The cost of a movie was $1.75 - $3.50 a person and many will tell you they hid in the trunk of their friend’s car to avoid the cost of a ticket. The drive-in management also had $5.00 a car load night. Which was probably when we went with our boat load of people.

When they stopped using the hook-on window speaker in the 80s and switched to a radio dial, the cheap people would park outside the drive-in fence and tune in, peering through the trees and fence to see the screen. 

I remember driving up to the speaker
A speak pole still stands surrounded by garbage.
pole and pulling the old-fashioned speaker head inside the widow. We watched movies dressed in our pajamas, cuddled under a big old blanket while gnawing on hot buttered popcorn and corn dogs.
The canteen was the hub of excitement at the drive-in. You would never know who you would see there. It really was the place for families to see and be seen. They served popcorn in huge buckets, delicious corn dogs, cotton candy and pop. The food was the best part.

Debbie Abbott was 16 years old when she started working at the drive-in and Karen (Bishop) Murphy was 15. They both worked at the drive-in
The field has now become a place for dumping
garbage. The back seat of a car rusts in the
open air.
canteen and various other duties.

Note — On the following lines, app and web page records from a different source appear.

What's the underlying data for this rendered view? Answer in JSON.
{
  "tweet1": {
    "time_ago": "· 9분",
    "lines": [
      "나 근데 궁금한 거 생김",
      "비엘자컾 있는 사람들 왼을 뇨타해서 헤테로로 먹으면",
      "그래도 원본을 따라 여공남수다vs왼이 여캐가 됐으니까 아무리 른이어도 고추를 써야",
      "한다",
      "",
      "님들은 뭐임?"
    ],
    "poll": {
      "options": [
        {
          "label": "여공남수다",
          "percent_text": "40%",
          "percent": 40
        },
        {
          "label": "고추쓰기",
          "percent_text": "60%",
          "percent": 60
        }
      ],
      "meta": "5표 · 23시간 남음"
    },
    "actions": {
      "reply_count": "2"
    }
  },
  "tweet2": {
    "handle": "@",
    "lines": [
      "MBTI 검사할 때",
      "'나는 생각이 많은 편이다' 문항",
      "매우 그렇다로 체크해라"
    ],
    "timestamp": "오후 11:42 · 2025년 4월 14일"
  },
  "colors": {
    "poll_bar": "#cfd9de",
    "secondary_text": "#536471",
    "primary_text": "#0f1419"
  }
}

Karen reminisced about the intermission when people would pile out of the cars and pour into the lobby of the cafeteria. “Pogo sticks was the big seller on the list” she laughed. “I remember one guy came in with two broken arms holding his money in his hand. He placed a big order then loaded it up on each of his casts. I tired to hand him back his change and he just looked down at his casts and said, ‘no thanks.’ I hoped he wasn’t the driver!”

Debbie Abbott remembers how the staff went all out for kids. At the end of the
The canteen was burned and the debris of
the drive- is all around it.  
school year if a kid brought their report card in they would get a free drink for one “A”, a hot dog for two “A’s and so on.  Her favourite memory was when Herbie the Love Bug played at the drive-in.  Debbie and a few of the other employees decided to surprise the kids during the matinee performance of Herbie. They dressed up as clowns and found an old Volkswagen bug but it wasn’t in great working condition. One of the employees, who was dressed up as a clown, was driving the Volkswagen bug to the drive-in when it broke down on Topsail road. Debbie laughs, “So here he was in a clown’s costume, with a broken-down Volkswagen bug and had to walk to the nearest gas station to get a tow truck!" They had to get it towed right in to the front of the drive-in screen. Once it arrived the kids went crazy thinking it was the real Herbie the Love Bug!”

A speaker pole lays on the ground.
Abbott recalls how they would greet the cars that had kids and hand out candy to them. “The police would come and direct traffic because it would be so busy on those nights.”

Those days are gone now. Buried under Alder Bushes and abandoned in a large field, the Brookfield Drive-in is no more. The large screen blew down during a major winter storm in 1992. By that time every family had a VCR and a video store membership.

The remains are still behind the Old Mill Night Club on Brookfield Road. You turn onto Tobin’s Road and drive to the top. You’ll see big boulders to stop you from driving in. Look for the old road and you will have to walk a short distance to see the remains of the ticket booth. Once inside you’ll have to use your imagination or your memories to put everything back in place.

Debbie Abbott was sad when the drive-in closed. “I often say to my husband, I
wish there was a drive-in to take the kids to.” Karen Murphy agreed “It was the end of an era.”

An electrical panel from the main
building
The day I explored the old Brookfield Drive-In, I stood on the concrete platform that was once the canteen and looked out over the overgrown field. When I closed my eyes I could still smell the hot buttered popcorn and corn dogs. I could hear my mother calling “Come on the movie is about to start.” We would run across the lot, in the cool night air, lost, looking for the car. My brother-in-law would flash the lights to remind us where we were parked and we would run towards it laughing, spilling popcorn all along the way.

The loss of the drive-in truly is the end of an era.
#drive-in #drivein #Brookfield #popcorn